WHAT YOU WILL DO:
In the records below, some lines hold the word "music". Copy each of those lines.

────────────────────

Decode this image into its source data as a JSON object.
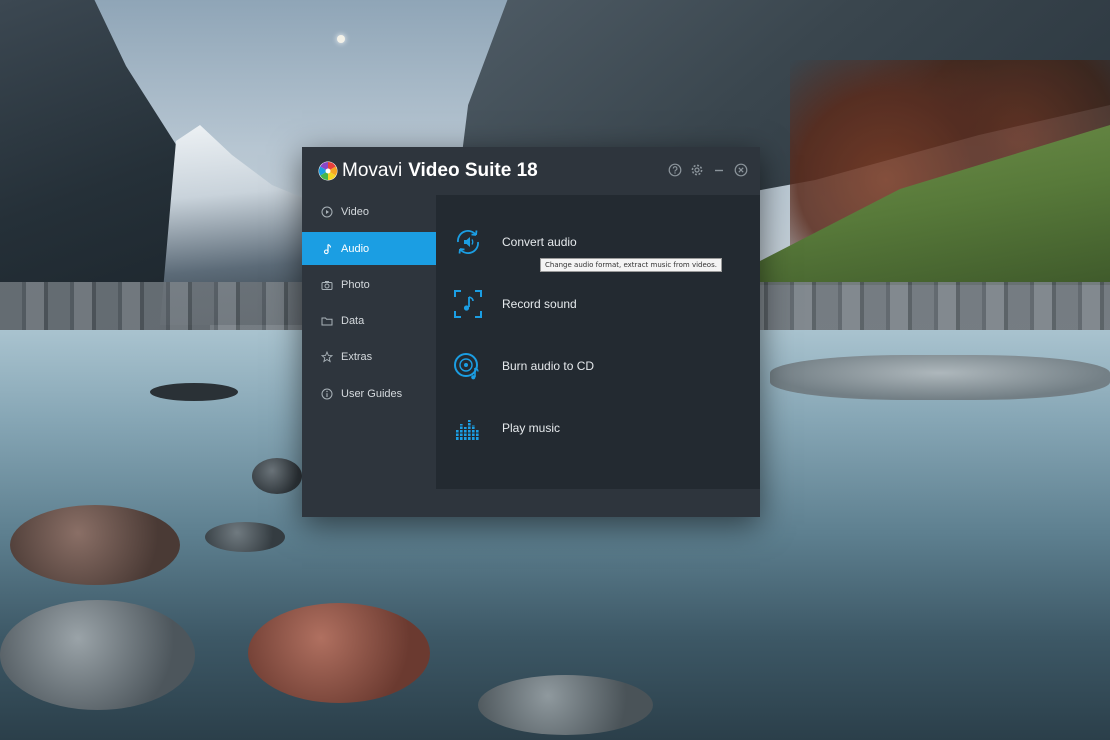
{
  "window": {
    "brand": "Movavi",
    "product": "Video Suite 18",
    "accent_color": "#1b9ee3",
    "controls": [
      "help-icon",
      "gear-icon",
      "minimize-icon",
      "close-icon"
    ]
  },
  "sidebar": {
    "items": [
      {
        "label": "Video",
        "icon": "play-circle-icon",
        "active": false
      },
      {
        "label": "Audio",
        "icon": "music-note-icon",
        "active": true
      },
      {
        "label": "Photo",
        "icon": "camera-icon",
        "active": false
      },
      {
        "label": "Data",
        "icon": "folder-icon",
        "active": false
      },
      {
        "label": "Extras",
        "icon": "star-icon",
        "active": false
      },
      {
        "label": "User Guides",
        "icon": "info-icon",
        "active": false
      }
    ]
  },
  "features": [
    {
      "label": "Convert audio",
      "icon": "convert-audio-icon"
    },
    {
      "label": "Record sound",
      "icon": "record-sound-icon"
    },
    {
      "label": "Burn audio to CD",
      "icon": "burn-cd-icon"
    },
    {
      "label": "Play music",
      "icon": "equalizer-icon"
    }
  ],
  "tooltip": {
    "text": "Change audio format, extract music from videos."
  }
}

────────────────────

THE COMPLETED TASK:
        "icon": "music-note-icon",
      "label": "Play music",
    "text": "Change audio format, extract music from videos."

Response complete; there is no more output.